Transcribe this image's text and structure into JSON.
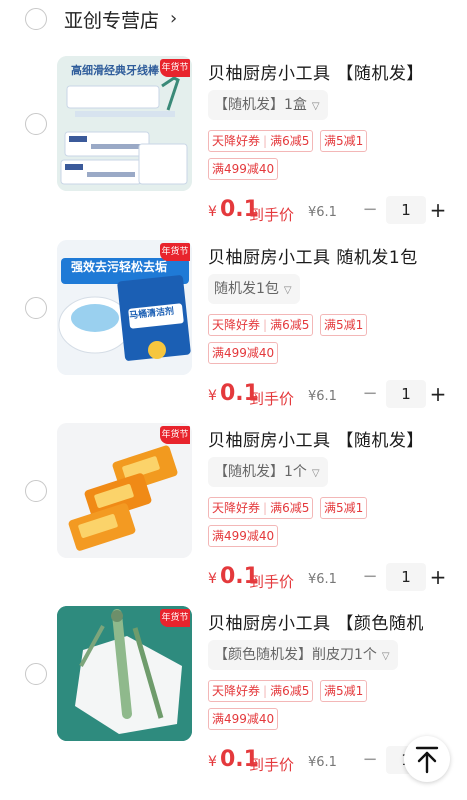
{
  "shop": {
    "name": "亚创专营店",
    "chevron": "›"
  },
  "items": [
    {
      "title": "贝柚厨房小工具 【随机发】",
      "spec": "【随机发】1盒",
      "tag_coupon": "天降好券",
      "tag_deal1": "满6减5",
      "tag_deal2": "满5减1",
      "tag_deal3": "满499减40",
      "price_currency": "¥",
      "price_value": "0.1",
      "price_suffix": "到手价",
      "orig_price": "¥6.1",
      "qty": "1",
      "minus": "−",
      "plus": "+",
      "badge": "年货节",
      "image_text": "高细滑经典牙线棒"
    },
    {
      "title": "贝柚厨房小工具 随机发1包",
      "spec": "随机发1包",
      "tag_coupon": "天降好券",
      "tag_deal1": "满6减5",
      "tag_deal2": "满5减1",
      "tag_deal3": "满499减40",
      "price_currency": "¥",
      "price_value": "0.1",
      "price_suffix": "到手价",
      "orig_price": "¥6.1",
      "qty": "1",
      "minus": "−",
      "plus": "+",
      "badge": "年货节",
      "image_text": "强效去污轻松去垢",
      "image_text2": "马桶清洁剂"
    },
    {
      "title": "贝柚厨房小工具 【随机发】",
      "spec": "【随机发】1个",
      "tag_coupon": "天降好券",
      "tag_deal1": "满6减5",
      "tag_deal2": "满5减1",
      "tag_deal3": "满499减40",
      "price_currency": "¥",
      "price_value": "0.1",
      "price_suffix": "到手价",
      "orig_price": "¥6.1",
      "qty": "1",
      "minus": "−",
      "plus": "+",
      "badge": "年货节"
    },
    {
      "title": "贝柚厨房小工具 【颜色随机",
      "spec": "【颜色随机发】削皮刀1个",
      "tag_coupon": "天降好券",
      "tag_deal1": "满6减5",
      "tag_deal2": "满5减1",
      "tag_deal3": "满499减40",
      "price_currency": "¥",
      "price_value": "0.1",
      "price_suffix": "到手价",
      "orig_price": "¥6.1",
      "qty": "1",
      "minus": "−",
      "plus": "+",
      "badge": "年货节"
    }
  ],
  "colors": {
    "accent": "#e4393c",
    "tag_border": "#f3b7b7",
    "qty_bg": "#f5f5f5"
  },
  "icons": {
    "back_to_top": "arrow-up-to-line-icon"
  }
}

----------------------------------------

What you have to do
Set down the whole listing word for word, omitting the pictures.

Finished task
Transcribe this image's text and structure into JSON.
{
  "shop": {
    "name": "亚创专营店",
    "chevron": "›"
  },
  "items": [
    {
      "title": "贝柚厨房小工具 【随机发】",
      "spec": "【随机发】1盒",
      "tag_coupon": "天降好券",
      "tag_deal1": "满6减5",
      "tag_deal2": "满5减1",
      "tag_deal3": "满499减40",
      "price_currency": "¥",
      "price_value": "0.1",
      "price_suffix": "到手价",
      "orig_price": "¥6.1",
      "qty": "1",
      "minus": "−",
      "plus": "+",
      "badge": "年货节",
      "image_text": "高细滑经典牙线棒"
    },
    {
      "title": "贝柚厨房小工具 随机发1包",
      "spec": "随机发1包",
      "tag_coupon": "天降好券",
      "tag_deal1": "满6减5",
      "tag_deal2": "满5减1",
      "tag_deal3": "满499减40",
      "price_currency": "¥",
      "price_value": "0.1",
      "price_suffix": "到手价",
      "orig_price": "¥6.1",
      "qty": "1",
      "minus": "−",
      "plus": "+",
      "badge": "年货节",
      "image_text": "强效去污轻松去垢",
      "image_text2": "马桶清洁剂"
    },
    {
      "title": "贝柚厨房小工具 【随机发】",
      "spec": "【随机发】1个",
      "tag_coupon": "天降好券",
      "tag_deal1": "满6减5",
      "tag_deal2": "满5减1",
      "tag_deal3": "满499减40",
      "price_currency": "¥",
      "price_value": "0.1",
      "price_suffix": "到手价",
      "orig_price": "¥6.1",
      "qty": "1",
      "minus": "−",
      "plus": "+",
      "badge": "年货节"
    },
    {
      "title": "贝柚厨房小工具 【颜色随机",
      "spec": "【颜色随机发】削皮刀1个",
      "tag_coupon": "天降好券",
      "tag_deal1": "满6减5",
      "tag_deal2": "满5减1",
      "tag_deal3": "满499减40",
      "price_currency": "¥",
      "price_value": "0.1",
      "price_suffix": "到手价",
      "orig_price": "¥6.1",
      "qty": "1",
      "minus": "−",
      "plus": "+",
      "badge": "年货节"
    }
  ],
  "colors": {
    "accent": "#e4393c",
    "tag_border": "#f3b7b7",
    "qty_bg": "#f5f5f5"
  },
  "icons": {
    "back_to_top": "arrow-up-to-line-icon"
  }
}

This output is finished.